For frame of reference, Cording says that losing ½ -to-two pounds per week is what’s considered sustainable and healthy. “Though, for some people ¼ a pound per week is more realistic, and helps them inch closer to their goal over the course of a few weeks,” she says.
Remember: The goal needs to evolve (not end) once your desired weight loss has been achieved. “Timelines for weight loss imply that there’s an end date,” says Mahoney. “There needs to be a course of action lined up once the goal is achieved,” in order for pounds to stay off, she says.
To that point, once you’ve reached your desired weight, stay committed to your healthy living plan by writing down guidelines you hope to continue.
3. You’re Relying On A Trendy Diet
Cleanses, detoxes, and elimination diets get a lot of attention this time of year. But Mahoney recommends against starting the year by committing to a fad food plan.
“Trendy diets often do help someone lose weight quickly,” she says. The problem? They aren’t sustainable. “After you’ve lost the weight, these kinds of diets provide no help for maintaining the weight in a healthy way,” she says. Not ideal.
Furthermore, these kinds of diets don’t help people develop the kind of self awareness that can lead them to understand their internal hunger cues, as well as when and why they are emotionally eating, says Mahoney.
The Fix: Focus On One or Two Food Goals
“Your current diet may not support your weight-loss goals, but that doesn’t mean you need to do a trendy diet,” notes Cording. Actually, it’s wiser to take inventory of your current eating habits and commit to one or two little changes which, she says, can make a larger impact over time.
If your meals generally lack green foods, for example, she suggests resolving to eat a big serving of vegetables with two meals a day. Likewise, if you typically reach for the fruit juice first thing in the morning, she recommends replacing that sugar-bomb with water, perhaps with a squeeze of lemon, lime, or orange juice, or other natural flavorings to enhance its taste. “Choose one or two specific things that you know you will realistically be able to put into practice,” she says.
4. Your Goal Isn’t Sustainable
Let the record show goals like ‘work out seven days a week’ or ‘exercise every day for a month’ are neither healthy nor sustainable.
Esther Avant, C.P.T., ACE-certified personal trainer and certified nutrition coach at Esther Avant Wellness Coaching explains: Resolutions like this are usually made when motivation is at an all-time high. The problem is, this mega-motivation is almost always short-lived. “Most people start off trying to give 100 percent but fall short. Then, they feel like a failure and wallow in those negative feelings and end up giving 0 percent,” she says.

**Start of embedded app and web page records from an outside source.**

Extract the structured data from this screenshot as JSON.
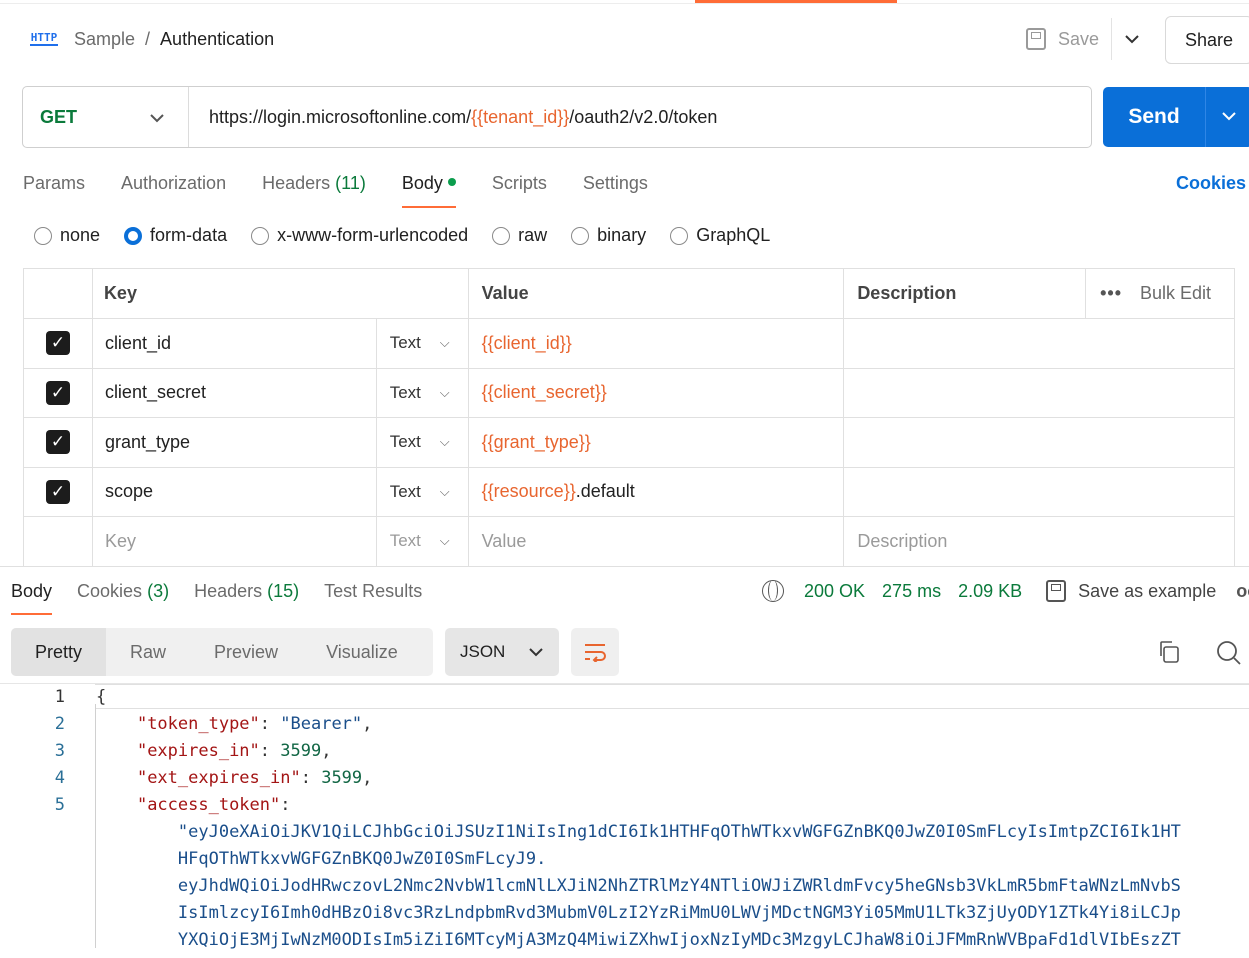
{
  "header": {
    "icon_label": "HTTP",
    "breadcrumb_parent": "Sample",
    "breadcrumb_sep": "/",
    "title": "Authentication",
    "save_label": "Save",
    "share_label": "Share"
  },
  "request": {
    "method": "GET",
    "url_prefix": "https://login.microsoftonline.com/",
    "url_var": "{{tenant_id}}",
    "url_suffix": "/oauth2/v2.0/token",
    "send_label": "Send"
  },
  "req_tabs": {
    "params": "Params",
    "authorization": "Authorization",
    "headers": "Headers",
    "headers_count": "(11)",
    "body": "Body",
    "scripts": "Scripts",
    "settings": "Settings",
    "cookies": "Cookies"
  },
  "body_types": [
    "none",
    "form-data",
    "x-www-form-urlencoded",
    "raw",
    "binary",
    "GraphQL"
  ],
  "table": {
    "col_key": "Key",
    "col_value": "Value",
    "col_description": "Description",
    "bulk_edit": "Bulk Edit",
    "more": "•••",
    "rows": [
      {
        "key": "client_id",
        "type": "Text",
        "value_var": "{{client_id}}",
        "value_suffix": ""
      },
      {
        "key": "client_secret",
        "type": "Text",
        "value_var": "{{client_secret}}",
        "value_suffix": ""
      },
      {
        "key": "grant_type",
        "type": "Text",
        "value_var": "{{grant_type}}",
        "value_suffix": ""
      },
      {
        "key": "scope",
        "type": "Text",
        "value_var": "{{resource}}",
        "value_suffix": ".default"
      }
    ],
    "empty_row": {
      "key": "Key",
      "type": "Text",
      "value": "Value",
      "description": "Description"
    }
  },
  "response": {
    "tabs": {
      "body": "Body",
      "cookies": "Cookies",
      "cookies_count": "(3)",
      "headers": "Headers",
      "headers_count": "(15)",
      "test_results": "Test Results"
    },
    "status": "200 OK",
    "time": "275 ms",
    "size": "2.09 KB",
    "save_example": "Save as example",
    "more": "oo",
    "views": [
      "Pretty",
      "Raw",
      "Preview",
      "Visualize"
    ],
    "format": "JSON"
  },
  "code": {
    "line_numbers": [
      "1",
      "2",
      "3",
      "4",
      "5"
    ],
    "open_brace": "{",
    "token_type_key": "\"token_type\"",
    "token_type_val": "\"Bearer\"",
    "expires_in_key": "\"expires_in\"",
    "expires_in_val": "3599",
    "ext_expires_in_key": "\"ext_expires_in\"",
    "ext_expires_in_val": "3599",
    "access_token_key": "\"access_token\"",
    "access_token_lines": [
      "\"eyJ0eXAiOiJKV1QiLCJhbGciOiJSUzI1NiIsIng1dCI6Ik1HTHFqOThWTkxvWGFGZnBKQ0JwZ0I0SmFLcyIsImtpZCI6Ik1HT",
      "HFqOThWTkxvWGFGZnBKQ0JwZ0I0SmFLcyJ9.",
      "eyJhdWQiOiJodHRwczovL2Nmc2NvbW1lcmNlLXJiN2NhZTRlMzY4NTliOWJiZWRldmFvcy5heGNsb3VkLmR5bmFtaWNzLmNvbS",
      "IsImlzcyI6Imh0dHBzOi8vc3RzLndpbmRvd3MubmV0LzI2YzRiMmU0LWVjMDctNGM3Yi05MmU1LTk3ZjUyODY1ZTk4Yi8iLCJp",
      "YXQiOjE3MjIwNzM0ODIsIm5iZiI6MTcyMjA3MzQ4MiwiZXhwIjoxNzIyMDc3MzgyLCJhaW8iOiJFMmRnWVBpaFd1dlVIbEszZT"
    ]
  }
}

That cycle gets repeated ad nauseam, and they never progress towards their fitness or weight-loss goals.
Beyond that, working out seven days a week isn’t healthy even if you had the motivation to maintain it, says Mahoney. Working out that frequently, especially if the workouts are higher intensity, can lead to overtraining—a condition marked by consistent inadequate recovery between workouts. Over time, overtraining can increase risk of injury, sickness, and generalized fatigue, she says.
The Fix: Pick A Realistic Goal
Taking the focus off weight loss itself and focusing instead on one specific habit is a good thing, according to Cording. So a resolution geared towards increased movement isn’t a bad idea, per se. However, that resolution needs to be far more realistic and health-minded, says Mahoney.
If you are driven by number-based exercise goals that allow you to check things off a to-do list or log with a fitness track, Avant recommends committing to walking a certain number of steps per day (she recommends 7,000 steps to start) or exercising three-to-five days a week.
“At the end of the day, your desired outcome just isn’t just going to happen without consistent effort,” she says. “And a plan you can implement consistently makes that desired outcome more plausible than one that will lead to injury or fall to the way-side after the second week,” she says. Makes sense!